About this exercise>
Output exactly the lines from the one containing "Parse this screenshot: output" through the final line of the entries below, both included, and skip the pictures.
(Dataset entries Opens)
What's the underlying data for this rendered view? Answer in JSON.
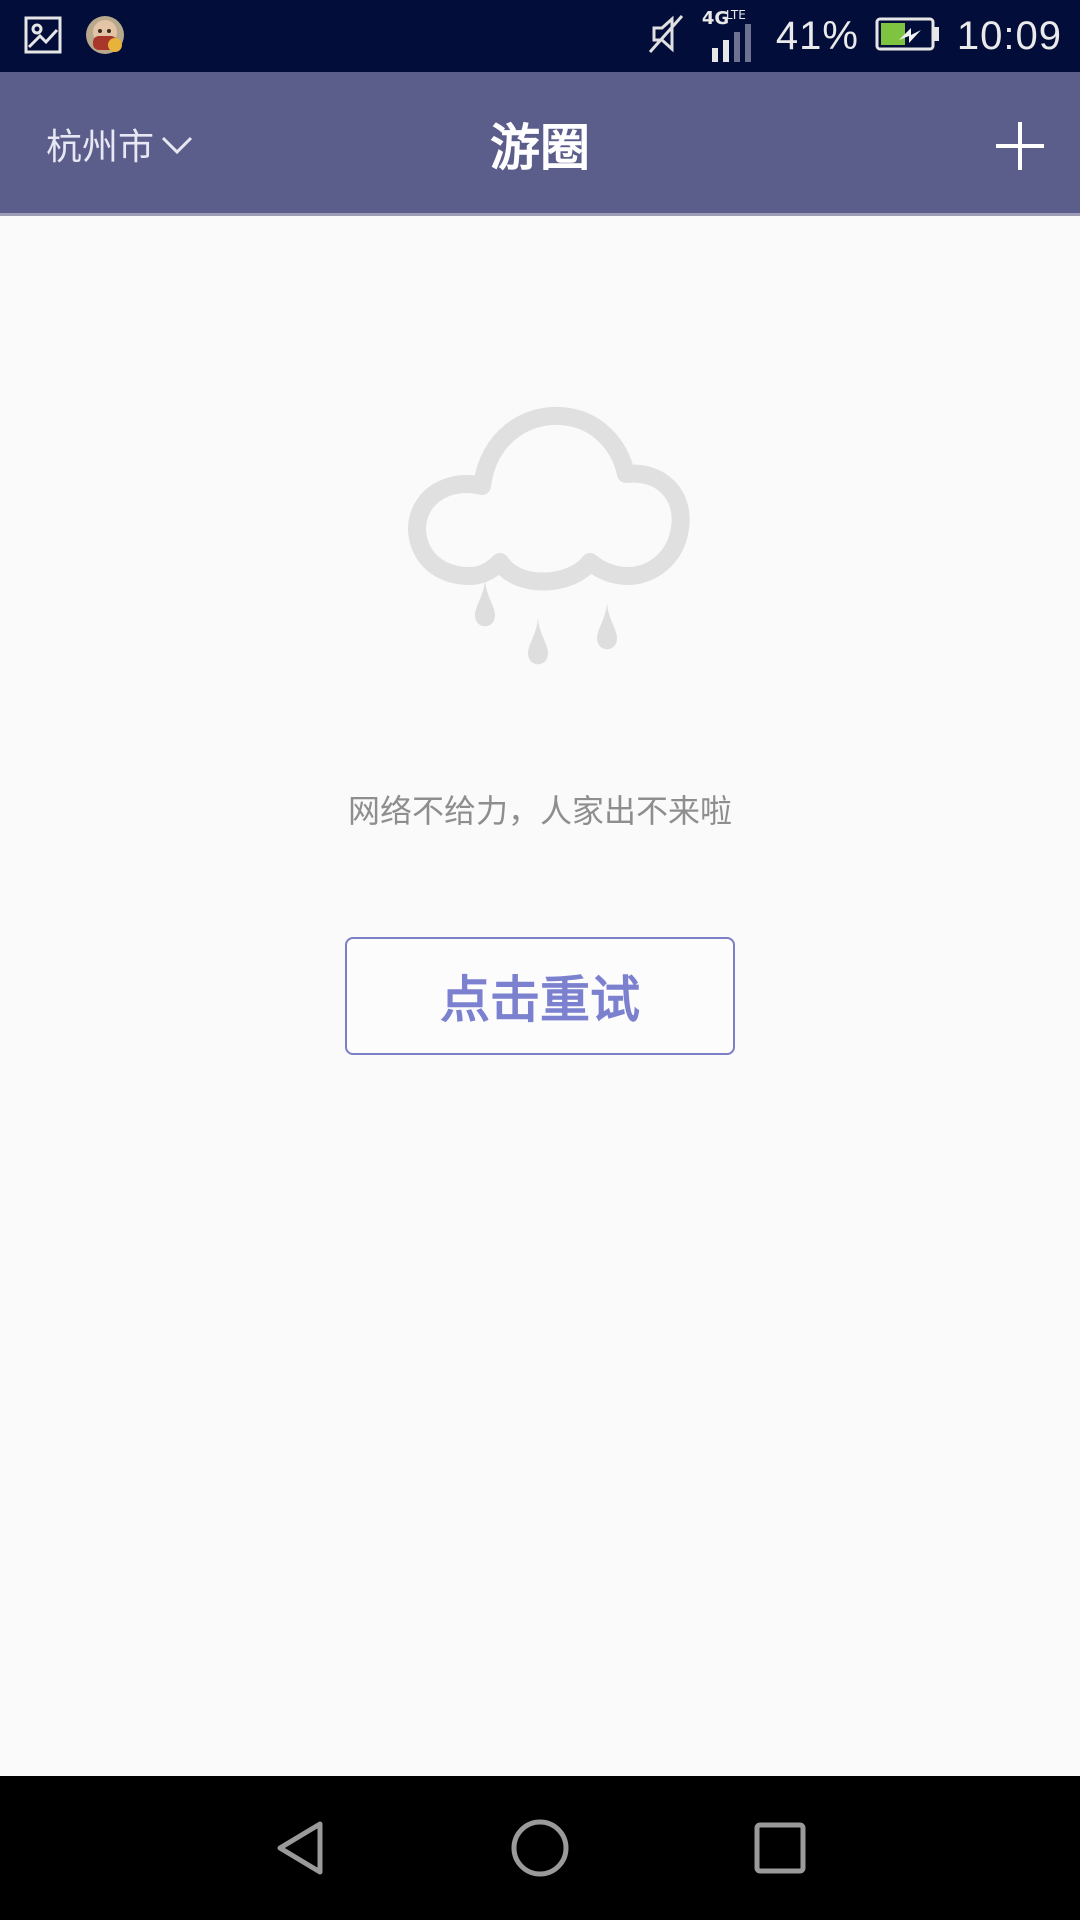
{
  "status_bar": {
    "network": "4G",
    "network_sub": "LTE",
    "battery_percent": "41%",
    "time": "10:09",
    "icons": [
      "gallery-icon",
      "game-avatar-icon",
      "mute-icon",
      "signal-icon",
      "battery-icon"
    ]
  },
  "app_bar": {
    "city": "杭州市",
    "title": "游圈",
    "background": "#5b5d8b"
  },
  "content": {
    "error_message": "网络不给力，人家出不来啦",
    "retry_label": "点击重试",
    "accent_color": "#7b80cf",
    "illustration": "rain-cloud-icon"
  },
  "nav_bar": {
    "buttons": [
      "back-icon",
      "home-icon",
      "recents-icon"
    ]
  }
}
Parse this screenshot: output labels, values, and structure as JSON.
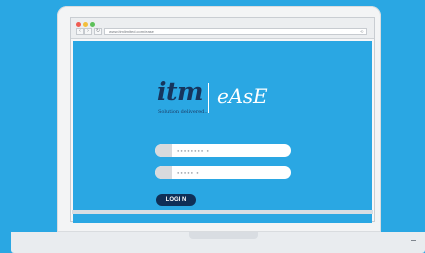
{
  "browser": {
    "url": "www.itmlimited.com/ease"
  },
  "brand": {
    "logo_primary": "itm",
    "tagline": "Solution delivered...",
    "logo_secondary": "eAsE"
  },
  "login_form": {
    "username_value": "●●●●●●●●  ●",
    "password_value": "●●●●●  ●",
    "login_label": "LOGI N"
  },
  "colors": {
    "background": "#2aa7e3",
    "brand_navy": "#16355d",
    "button_navy": "#0f2f57"
  }
}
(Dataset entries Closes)
The answer>
Parse this screenshot: output labels, values, and structure as JSON.
{
  "browser": {
    "url": "www.itmlimited.com/ease"
  },
  "brand": {
    "logo_primary": "itm",
    "tagline": "Solution delivered...",
    "logo_secondary": "eAsE"
  },
  "login_form": {
    "username_value": "●●●●●●●●  ●",
    "password_value": "●●●●●  ●",
    "login_label": "LOGI N"
  },
  "colors": {
    "background": "#2aa7e3",
    "brand_navy": "#16355d",
    "button_navy": "#0f2f57"
  }
}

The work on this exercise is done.